> _Task prompt_:
Please show each line of the listing where "rest" is present.

> _Given records_:
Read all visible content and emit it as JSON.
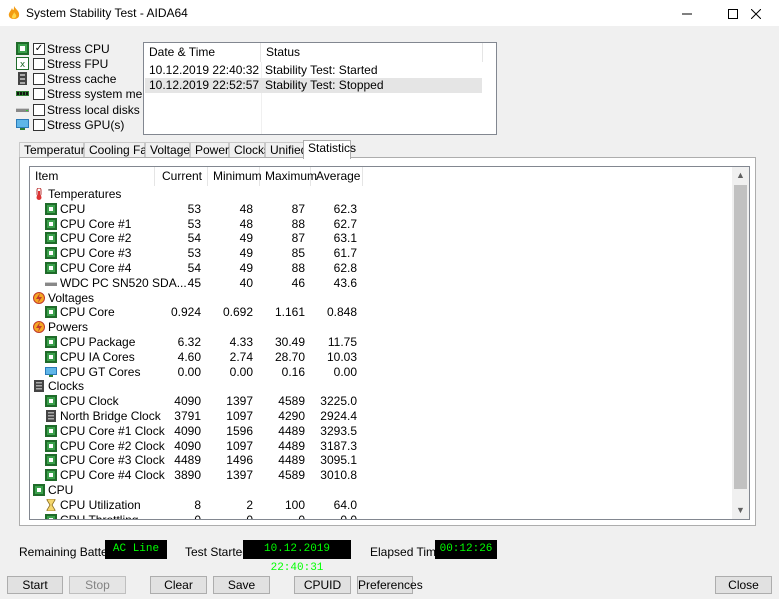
{
  "window": {
    "title": "System Stability Test - AIDA64",
    "controls": [
      "minimize-icon",
      "maximize-icon",
      "close-icon"
    ]
  },
  "stress_options": [
    {
      "label": "Stress CPU",
      "checked": true,
      "icon": "cpu-chip-icon"
    },
    {
      "label": "Stress FPU",
      "checked": false,
      "icon": "fpu-icon"
    },
    {
      "label": "Stress cache",
      "checked": false,
      "icon": "cache-icon"
    },
    {
      "label": "Stress system memory",
      "checked": false,
      "icon": "memory-icon"
    },
    {
      "label": "Stress local disks",
      "checked": false,
      "icon": "disk-icon"
    },
    {
      "label": "Stress GPU(s)",
      "checked": false,
      "icon": "gpu-icon"
    }
  ],
  "log": {
    "columns": [
      "Date & Time",
      "Status"
    ],
    "rows": [
      {
        "time": "10.12.2019 22:40:32",
        "status": "Stability Test: Started"
      },
      {
        "time": "10.12.2019 22:52:57",
        "status": "Stability Test: Stopped"
      }
    ]
  },
  "tabs": [
    "Temperatures",
    "Cooling Fans",
    "Voltages",
    "Powers",
    "Clocks",
    "Unified",
    "Statistics"
  ],
  "active_tab": "Statistics",
  "stats": {
    "columns": [
      "Item",
      "Current",
      "Minimum",
      "Maximum",
      "Average"
    ],
    "rows": [
      {
        "kind": "group",
        "label": "Temperatures",
        "icon": "thermometer-icon"
      },
      {
        "kind": "item",
        "label": "CPU",
        "icon": "cpu-chip-icon",
        "cur": "53",
        "min": "48",
        "max": "87",
        "avg": "62.3"
      },
      {
        "kind": "item",
        "label": "CPU Core #1",
        "icon": "cpu-chip-icon",
        "cur": "53",
        "min": "48",
        "max": "88",
        "avg": "62.7"
      },
      {
        "kind": "item",
        "label": "CPU Core #2",
        "icon": "cpu-chip-icon",
        "cur": "54",
        "min": "49",
        "max": "87",
        "avg": "63.1"
      },
      {
        "kind": "item",
        "label": "CPU Core #3",
        "icon": "cpu-chip-icon",
        "cur": "53",
        "min": "49",
        "max": "85",
        "avg": "61.7"
      },
      {
        "kind": "item",
        "label": "CPU Core #4",
        "icon": "cpu-chip-icon",
        "cur": "54",
        "min": "49",
        "max": "88",
        "avg": "62.8"
      },
      {
        "kind": "item",
        "label": "WDC PC SN520 SDA...",
        "icon": "disk-icon",
        "cur": "45",
        "min": "40",
        "max": "46",
        "avg": "43.6"
      },
      {
        "kind": "group",
        "label": "Voltages",
        "icon": "voltage-icon"
      },
      {
        "kind": "item",
        "label": "CPU Core",
        "icon": "cpu-chip-icon",
        "cur": "0.924",
        "min": "0.692",
        "max": "1.161",
        "avg": "0.848"
      },
      {
        "kind": "group",
        "label": "Powers",
        "icon": "power-icon"
      },
      {
        "kind": "item",
        "label": "CPU Package",
        "icon": "cpu-chip-icon",
        "cur": "6.32",
        "min": "4.33",
        "max": "30.49",
        "avg": "11.75"
      },
      {
        "kind": "item",
        "label": "CPU IA Cores",
        "icon": "cpu-chip-icon",
        "cur": "4.60",
        "min": "2.74",
        "max": "28.70",
        "avg": "10.03"
      },
      {
        "kind": "item",
        "label": "CPU GT Cores",
        "icon": "gpu-icon",
        "cur": "0.00",
        "min": "0.00",
        "max": "0.16",
        "avg": "0.00"
      },
      {
        "kind": "group",
        "label": "Clocks",
        "icon": "clocks-icon"
      },
      {
        "kind": "item",
        "label": "CPU Clock",
        "icon": "cpu-chip-icon",
        "cur": "4090",
        "min": "1397",
        "max": "4589",
        "avg": "3225.0"
      },
      {
        "kind": "item",
        "label": "North Bridge Clock",
        "icon": "northbridge-icon",
        "cur": "3791",
        "min": "1097",
        "max": "4290",
        "avg": "2924.4"
      },
      {
        "kind": "item",
        "label": "CPU Core #1 Clock",
        "icon": "cpu-chip-icon",
        "cur": "4090",
        "min": "1596",
        "max": "4489",
        "avg": "3293.5"
      },
      {
        "kind": "item",
        "label": "CPU Core #2 Clock",
        "icon": "cpu-chip-icon",
        "cur": "4090",
        "min": "1097",
        "max": "4489",
        "avg": "3187.3"
      },
      {
        "kind": "item",
        "label": "CPU Core #3 Clock",
        "icon": "cpu-chip-icon",
        "cur": "4489",
        "min": "1496",
        "max": "4489",
        "avg": "3095.1"
      },
      {
        "kind": "item",
        "label": "CPU Core #4 Clock",
        "icon": "cpu-chip-icon",
        "cur": "3890",
        "min": "1397",
        "max": "4589",
        "avg": "3010.8"
      },
      {
        "kind": "group",
        "label": "CPU",
        "icon": "cpu-chip-icon"
      },
      {
        "kind": "item",
        "label": "CPU Utilization",
        "icon": "hourglass-icon",
        "cur": "8",
        "min": "2",
        "max": "100",
        "avg": "64.0"
      },
      {
        "kind": "item",
        "label": "CPU Throttling",
        "icon": "cpu-chip-icon",
        "cur": "0",
        "min": "0",
        "max": "0",
        "avg": "0.0"
      }
    ]
  },
  "status": {
    "battery_label": "Remaining Battery:",
    "battery_value": "AC Line",
    "started_label": "Test Started:",
    "started_value": "10.12.2019 22:40:31",
    "elapsed_label": "Elapsed Time:",
    "elapsed_value": "00:12:26"
  },
  "buttons": {
    "start": "Start",
    "stop": "Stop",
    "clear": "Clear",
    "save": "Save",
    "cpuid": "CPUID",
    "preferences": "Preferences",
    "close": "Close"
  },
  "colors": {
    "status_bg": "#000000",
    "status_text": "#00ff00",
    "selection": "#e5e5e5"
  }
}
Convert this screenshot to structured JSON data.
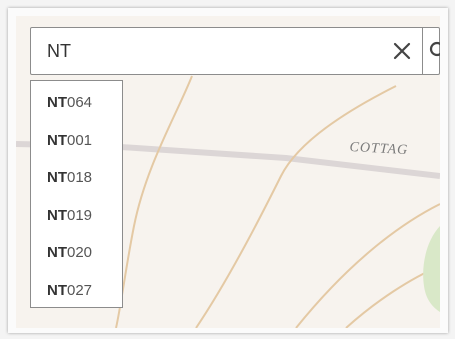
{
  "search": {
    "value": "NT",
    "placeholder": ""
  },
  "icons": {
    "clear": "close-icon",
    "search": "search-icon"
  },
  "suggestions": [
    {
      "match": "NT",
      "rest": "064"
    },
    {
      "match": "NT",
      "rest": "001"
    },
    {
      "match": "NT",
      "rest": "018"
    },
    {
      "match": "NT",
      "rest": "019"
    },
    {
      "match": "NT",
      "rest": "020"
    },
    {
      "match": "NT",
      "rest": "027"
    }
  ],
  "map": {
    "road_label": "COTTAG"
  },
  "colors": {
    "map_background": "#f7f3ee",
    "road_major": "#dcd6d6",
    "road_minor": "#e4c9a4",
    "park": "#d9e8c8"
  }
}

> _Output of the exercise_:
      "rest": "064"
      "rest": "001"
      "rest": "018"
      "rest": "019"
      "rest": "020"
      "rest": "027"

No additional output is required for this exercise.